A bad attitude is like a flat tire. You can’t go anywhere until you change it.
With one email, my outlook changed completely. I felt like Daddy Tries had a chance again. One editor complimented my query letter, deeming it one of the best she had seen in a while, and requested the full manuscript. I was ridiculously excited, and fell all over myself trying to send a proper email response.
Every couple months, I would be pleasantly surprised that I would hear back from her again. She edited, rearranged, made content suggestions, and even brainstormed illustrations that could make the story come to life. Daddy Tries was shared among her team, and even with some triathlete friends, generating a fair amount of positive feedback. Throughout the conversations, she was always careful to temper expectations by reminding me how much she liked the project, but was not sure it was a perfect fit for her publishing house.
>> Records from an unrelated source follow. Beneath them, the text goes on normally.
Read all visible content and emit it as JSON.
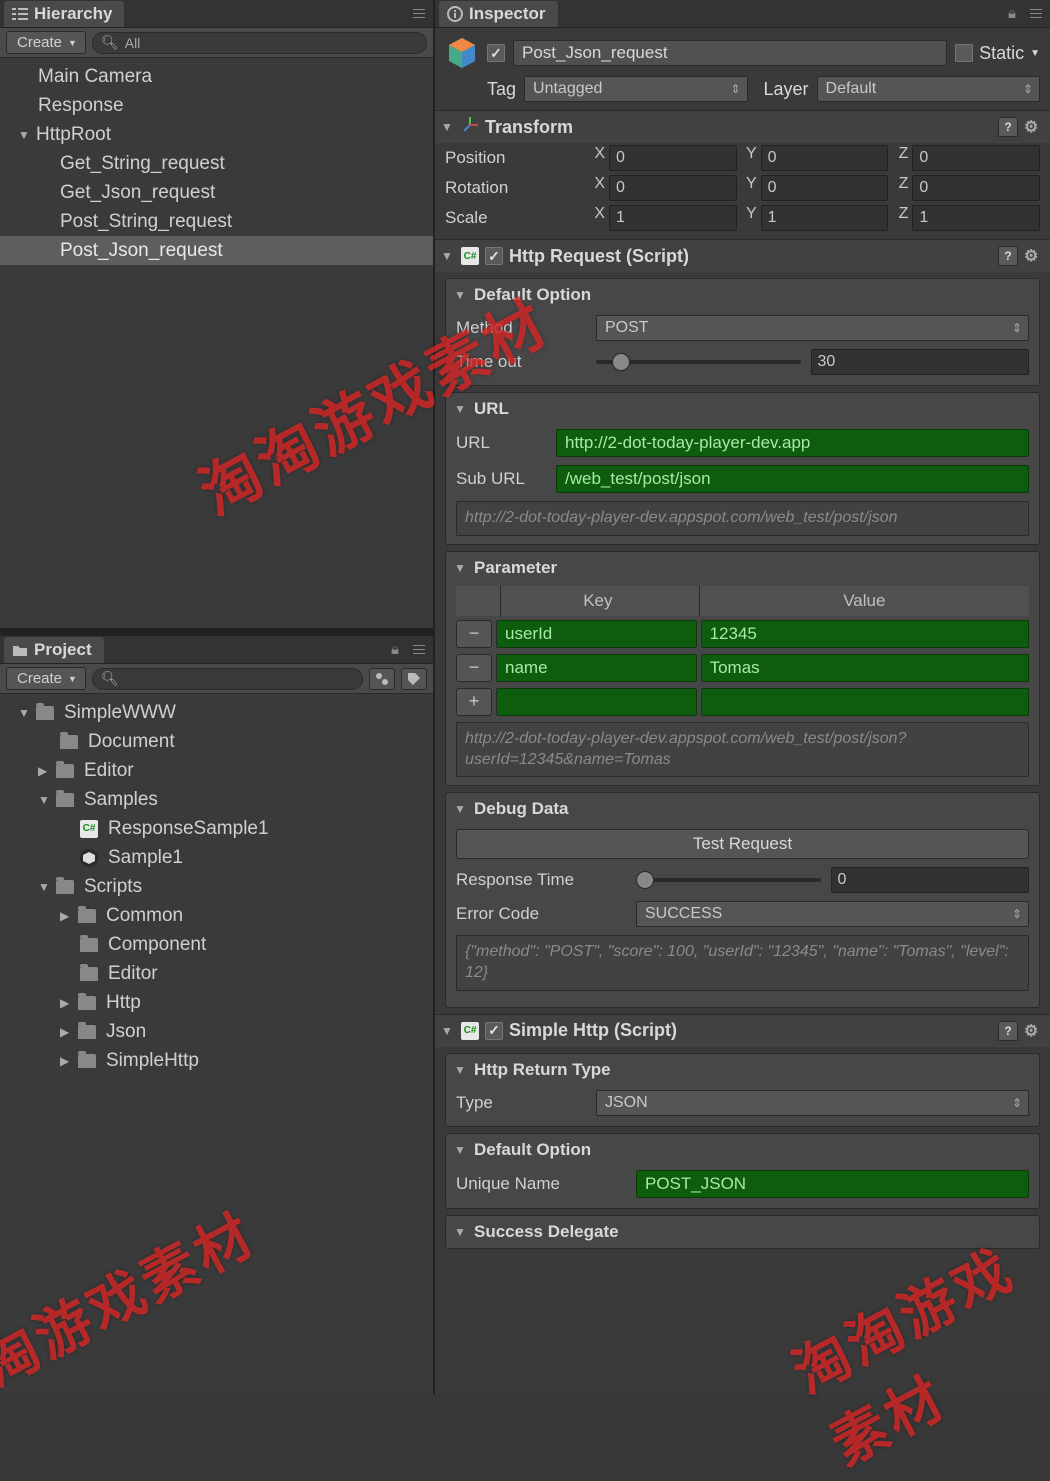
{
  "hierarchy": {
    "tab": "Hierarchy",
    "create": "Create",
    "search_placeholder": "All",
    "items": {
      "i0": "Main Camera",
      "i1": "Response",
      "i2": "HttpRoot",
      "i3": "Get_String_request",
      "i4": "Get_Json_request",
      "i5": "Post_String_request",
      "i6": "Post_Json_request"
    }
  },
  "project": {
    "tab": "Project",
    "create": "Create",
    "tree": {
      "t0": "SimpleWWW",
      "t1": "Document",
      "t2": "Editor",
      "t3": "Samples",
      "t4": "ResponseSample1",
      "t5": "Sample1",
      "t6": "Scripts",
      "t7": "Common",
      "t8": "Component",
      "t9": "Editor",
      "t10": "Http",
      "t11": "Json",
      "t12": "SimpleHttp"
    }
  },
  "inspector": {
    "tab": "Inspector",
    "static": "Static",
    "name": "Post_Json_request",
    "tag_lbl": "Tag",
    "tag_val": "Untagged",
    "layer_lbl": "Layer",
    "layer_val": "Default",
    "transform": {
      "title": "Transform",
      "position_lbl": "Position",
      "px": "0",
      "py": "0",
      "pz": "0",
      "rotation_lbl": "Rotation",
      "rx": "0",
      "ry": "0",
      "rz": "0",
      "scale_lbl": "Scale",
      "sx": "1",
      "sy": "1",
      "sz": "1",
      "x": "X",
      "y": "Y",
      "z": "Z"
    },
    "http": {
      "title": "Http Request (Script)",
      "default_opt": "Default Option",
      "method_lbl": "Method",
      "method_val": "POST",
      "timeout_lbl": "Time out",
      "timeout_val": "30",
      "url_section": "URL",
      "url_lbl": "URL",
      "url_val": "http://2-dot-today-player-dev.app",
      "suburl_lbl": "Sub URL",
      "suburl_val": "/web_test/post/json",
      "url_preview": "http://2-dot-today-player-dev.appspot.com/web_test/post/json",
      "param_section": "Parameter",
      "key_hdr": "Key",
      "val_hdr": "Value",
      "params": [
        {
          "k": "userId",
          "v": "12345"
        },
        {
          "k": "name",
          "v": "Tomas"
        }
      ],
      "param_preview": "http://2-dot-today-player-dev.appspot.com/web_test/post/json?userId=12345&name=Tomas",
      "debug_section": "Debug Data",
      "test_btn": "Test Request",
      "resp_time_lbl": "Response Time",
      "resp_time_val": "0",
      "err_lbl": "Error Code",
      "err_val": "SUCCESS",
      "debug_json": "{\"method\": \"POST\", \"score\": 100, \"userId\": \"12345\", \"name\": \"Tomas\", \"level\": 12}"
    },
    "simple": {
      "title": "Simple Http (Script)",
      "return_section": "Http Return Type",
      "type_lbl": "Type",
      "type_val": "JSON",
      "default_opt": "Default Option",
      "unique_lbl": "Unique Name",
      "unique_val": "POST_JSON",
      "success_section": "Success Delegate"
    }
  },
  "watermark": "淘淘游戏素材"
}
That was my precise problem. For what publisher is Daddy Tries a perfect fit? Sports Illustrated for Kids? Nope. The same imprint as Fancy Nancy or Do Princesses Wear Hiking Boots? Not really. How about the big names in the industry with a deep list of titles? Nope. They don’t even accept submissions from authors outside of those they currently publish. So, if you’re in, you’re in. But if you’re out, you can’t get it.